## Task description
Copy the full listing, changing nothing.

## Record set

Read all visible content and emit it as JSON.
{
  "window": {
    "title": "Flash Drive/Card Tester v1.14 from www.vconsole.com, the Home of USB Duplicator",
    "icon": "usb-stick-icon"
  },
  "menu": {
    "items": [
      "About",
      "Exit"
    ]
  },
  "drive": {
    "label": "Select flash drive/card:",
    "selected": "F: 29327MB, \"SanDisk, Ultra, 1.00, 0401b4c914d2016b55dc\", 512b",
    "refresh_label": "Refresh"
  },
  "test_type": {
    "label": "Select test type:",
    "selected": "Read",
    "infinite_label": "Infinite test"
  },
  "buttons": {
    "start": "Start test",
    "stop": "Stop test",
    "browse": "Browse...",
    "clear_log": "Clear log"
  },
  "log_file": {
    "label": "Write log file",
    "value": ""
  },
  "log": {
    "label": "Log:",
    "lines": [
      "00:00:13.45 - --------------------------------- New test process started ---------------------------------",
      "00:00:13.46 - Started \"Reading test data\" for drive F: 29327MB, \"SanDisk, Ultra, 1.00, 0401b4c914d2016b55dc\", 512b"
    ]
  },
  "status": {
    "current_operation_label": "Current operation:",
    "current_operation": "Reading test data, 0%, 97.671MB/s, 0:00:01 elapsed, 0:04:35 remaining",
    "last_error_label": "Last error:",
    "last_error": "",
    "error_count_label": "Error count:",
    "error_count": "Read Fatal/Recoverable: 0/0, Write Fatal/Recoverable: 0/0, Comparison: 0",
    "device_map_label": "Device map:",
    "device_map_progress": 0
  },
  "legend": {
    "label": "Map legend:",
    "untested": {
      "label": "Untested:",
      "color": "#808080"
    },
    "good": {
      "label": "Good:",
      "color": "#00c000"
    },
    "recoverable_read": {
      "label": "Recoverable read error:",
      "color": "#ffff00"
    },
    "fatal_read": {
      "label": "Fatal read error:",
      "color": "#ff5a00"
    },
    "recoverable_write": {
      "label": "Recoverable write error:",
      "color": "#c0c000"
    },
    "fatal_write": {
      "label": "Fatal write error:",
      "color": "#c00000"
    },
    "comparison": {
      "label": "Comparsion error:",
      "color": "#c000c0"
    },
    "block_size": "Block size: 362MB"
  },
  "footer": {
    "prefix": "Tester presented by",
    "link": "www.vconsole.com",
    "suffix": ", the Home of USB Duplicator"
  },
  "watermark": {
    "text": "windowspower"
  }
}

## Result of the task
Read all visible content and emit it as JSON.
{
  "window": {
    "title": "Flash Drive/Card Tester v1.14 from www.vconsole.com, the Home of USB Duplicator",
    "icon": "usb-stick-icon"
  },
  "menu": {
    "items": [
      "About",
      "Exit"
    ]
  },
  "drive": {
    "label": "Select flash drive/card:",
    "selected": "F: 29327MB, \"SanDisk, Ultra, 1.00, 0401b4c914d2016b55dc\", 512b",
    "refresh_label": "Refresh"
  },
  "test_type": {
    "label": "Select test type:",
    "selected": "Read",
    "infinite_label": "Infinite test"
  },
  "buttons": {
    "start": "Start test",
    "stop": "Stop test",
    "browse": "Browse...",
    "clear_log": "Clear log"
  },
  "log_file": {
    "label": "Write log file",
    "value": ""
  },
  "log": {
    "label": "Log:",
    "lines": [
      "00:00:13.45 - --------------------------------- New test process started ---------------------------------",
      "00:00:13.46 - Started \"Reading test data\" for drive F: 29327MB, \"SanDisk, Ultra, 1.00, 0401b4c914d2016b55dc\", 512b"
    ]
  },
  "status": {
    "current_operation_label": "Current operation:",
    "current_operation": "Reading test data, 0%, 97.671MB/s, 0:00:01 elapsed, 0:04:35 remaining",
    "last_error_label": "Last error:",
    "last_error": "",
    "error_count_label": "Error count:",
    "error_count": "Read Fatal/Recoverable: 0/0, Write Fatal/Recoverable: 0/0, Comparison: 0",
    "device_map_label": "Device map:",
    "device_map_progress": 0
  },
  "legend": {
    "label": "Map legend:",
    "untested": {
      "label": "Untested:",
      "color": "#808080"
    },
    "good": {
      "label": "Good:",
      "color": "#00c000"
    },
    "recoverable_read": {
      "label": "Recoverable read error:",
      "color": "#ffff00"
    },
    "fatal_read": {
      "label": "Fatal read error:",
      "color": "#ff5a00"
    },
    "recoverable_write": {
      "label": "Recoverable write error:",
      "color": "#c0c000"
    },
    "fatal_write": {
      "label": "Fatal write error:",
      "color": "#c00000"
    },
    "comparison": {
      "label": "Comparsion error:",
      "color": "#c000c0"
    },
    "block_size": "Block size: 362MB"
  },
  "footer": {
    "prefix": "Tester presented by",
    "link": "www.vconsole.com",
    "suffix": ", the Home of USB Duplicator"
  },
  "watermark": {
    "text": "windowspower"
  }
}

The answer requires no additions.